‘The Social Media Revolution’ a phrase that has become ubiquitous over the past few years, is being used by people all over the globe. The fast-paced life we lead has created demand for easier and simpler communications. Consumers are no longer passive, but rather active producers of content. There is no doubt that the Internet is a wondrous creation, but what has generated an unexpected leap in web activity and really taken it to the next level can all be summed up in two words ‘Social Media.’
Social Media has quickly become the most influential factor in grass roots sociopolitical organizations. People have united on different social media platforms for various reasons, one of which is to object. Objection within the Egyptian society was long banned and social media seems to be the window where Egyptians feel free to express themselves. A window that resulted in an event the whole world witnessed, ‘The Egyptian Revolution’. During the uprisings, social media platforms such as Facebook and Twitter were used with an aim to increase the transparency and unite like-minded individuals toward the common goal of freedom.
Since the start of the January 25th revolution, Facebook users in Egypt increased from 3.4M to 7.9M in just 5 months. Twitter subscriptions were scoring upwards with 2-3 new additions every second and number of daily tweets increasing from 122,319 to 1,317,233 in just 2 weeks. Not only were social media subscribers in the Arab world not anticipated, but also no one predicted the impact that social media would have as a catalyst for the uprisings in several other countries.
The increased convergence to social media has driven many institutes and companies to shift their communication strategies from ‘campaigns’ to ‘conversations’. Conversations can be accomplished through various channels but the most influential in changing perceptions is online and social media. Research of the increased social media activity has driven almost 83% of companies to become present on Facebook.
Post-revolution, many Egyptians were feeling the need to give back and support their country. Recognizing this need — all of the previous reasons were the drivers for Memac Ogilvy’s social media CSR activity in support of Egypt. The Memac Ogilvy team came up with, “I Love You My Country” social campaign on Facebook. The campaign was aimed at encouraging tourism in Egypt and showcasing the beauty of Egypt through the eyes of Egyptians. A photography competition was launched onto the page where Egyptians were encouraged to take a photograph of Egypt and invite their friends to vote for them. The campaign lasted for 6 weeks and wrapped up with a celebration showcasing the top 15 voted for photographs that were later sent as photo releases to all Memac Ogilvy offices for publishing across the globe.
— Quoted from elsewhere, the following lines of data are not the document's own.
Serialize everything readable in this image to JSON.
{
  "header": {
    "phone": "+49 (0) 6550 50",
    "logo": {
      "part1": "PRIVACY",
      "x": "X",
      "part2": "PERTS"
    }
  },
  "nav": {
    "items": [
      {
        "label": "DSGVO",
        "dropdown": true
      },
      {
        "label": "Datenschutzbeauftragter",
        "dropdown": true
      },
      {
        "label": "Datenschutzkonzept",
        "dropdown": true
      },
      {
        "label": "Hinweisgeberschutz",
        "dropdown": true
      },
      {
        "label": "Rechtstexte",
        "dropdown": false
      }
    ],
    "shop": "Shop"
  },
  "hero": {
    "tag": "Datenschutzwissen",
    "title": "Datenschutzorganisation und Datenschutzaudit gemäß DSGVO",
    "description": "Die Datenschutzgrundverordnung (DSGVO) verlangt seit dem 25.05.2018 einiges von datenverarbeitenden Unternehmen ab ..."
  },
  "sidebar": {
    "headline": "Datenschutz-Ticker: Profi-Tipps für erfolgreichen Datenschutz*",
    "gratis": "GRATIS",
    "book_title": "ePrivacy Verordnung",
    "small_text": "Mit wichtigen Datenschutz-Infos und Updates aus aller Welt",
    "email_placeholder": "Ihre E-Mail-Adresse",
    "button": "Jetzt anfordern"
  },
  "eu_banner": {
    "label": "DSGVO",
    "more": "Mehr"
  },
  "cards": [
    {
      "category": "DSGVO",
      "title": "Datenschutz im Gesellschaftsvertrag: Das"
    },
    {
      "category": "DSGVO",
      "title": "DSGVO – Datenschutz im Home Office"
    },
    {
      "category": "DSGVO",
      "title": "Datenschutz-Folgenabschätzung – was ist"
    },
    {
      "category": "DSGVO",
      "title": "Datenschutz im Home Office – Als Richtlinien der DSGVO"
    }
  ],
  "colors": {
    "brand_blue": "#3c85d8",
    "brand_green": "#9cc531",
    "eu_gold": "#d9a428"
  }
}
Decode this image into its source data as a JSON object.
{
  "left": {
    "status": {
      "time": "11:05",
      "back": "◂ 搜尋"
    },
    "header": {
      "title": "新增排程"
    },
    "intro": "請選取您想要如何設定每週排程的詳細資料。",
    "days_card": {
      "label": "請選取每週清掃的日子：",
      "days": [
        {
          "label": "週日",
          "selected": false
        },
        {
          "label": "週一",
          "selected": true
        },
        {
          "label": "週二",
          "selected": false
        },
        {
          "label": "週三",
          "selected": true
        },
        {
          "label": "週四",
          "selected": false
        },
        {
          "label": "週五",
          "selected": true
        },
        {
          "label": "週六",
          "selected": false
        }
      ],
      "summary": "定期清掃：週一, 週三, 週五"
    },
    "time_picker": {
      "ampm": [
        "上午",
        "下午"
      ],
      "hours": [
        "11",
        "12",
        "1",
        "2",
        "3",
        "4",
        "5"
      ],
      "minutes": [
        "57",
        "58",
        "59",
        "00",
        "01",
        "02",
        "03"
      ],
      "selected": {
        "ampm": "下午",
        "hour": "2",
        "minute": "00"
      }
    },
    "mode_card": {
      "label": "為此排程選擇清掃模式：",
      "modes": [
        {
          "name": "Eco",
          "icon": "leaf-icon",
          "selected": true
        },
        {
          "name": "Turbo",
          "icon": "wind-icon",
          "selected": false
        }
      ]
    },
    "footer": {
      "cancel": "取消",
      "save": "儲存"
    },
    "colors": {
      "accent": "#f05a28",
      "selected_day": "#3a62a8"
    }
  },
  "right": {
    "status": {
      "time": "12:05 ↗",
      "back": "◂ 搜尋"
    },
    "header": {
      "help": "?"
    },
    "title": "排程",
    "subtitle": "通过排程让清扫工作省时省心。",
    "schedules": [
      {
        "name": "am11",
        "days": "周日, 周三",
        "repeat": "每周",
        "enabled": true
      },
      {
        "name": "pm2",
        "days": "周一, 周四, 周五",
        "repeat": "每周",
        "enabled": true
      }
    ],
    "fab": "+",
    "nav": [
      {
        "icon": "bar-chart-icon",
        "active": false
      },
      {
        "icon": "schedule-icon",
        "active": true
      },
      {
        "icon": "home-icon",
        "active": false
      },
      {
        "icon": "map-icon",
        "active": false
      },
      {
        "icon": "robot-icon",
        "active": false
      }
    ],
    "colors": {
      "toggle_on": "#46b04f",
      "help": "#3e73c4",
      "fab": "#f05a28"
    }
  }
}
Almost 27,500 subscribed to the “I Love You My Country” Facebookpage with almost 2,000 pictures of Egypt uploaded. The campaign proved the real potential of social media as a driver and influencer of people, not only to share thoughts, ideas and activities, but also to contribute with something as simple as a photograph, all for a good cause. Social media spread like a wildfire in Egypt during the uprising and is continuing to possess the power to influence most of the Egyptian generations.
Social media is a highly influential method of communication and changing perception with the capability to produce tremendous results. Once organizations start reverting to social media for their communication strategies, they will immediately leverage the data user experience making it more direct and unique. Today, social media should be a core part of a company’s strategy in order to keep up with the evolving corporate social needs.
David Carlson: Social Media and Traditional PR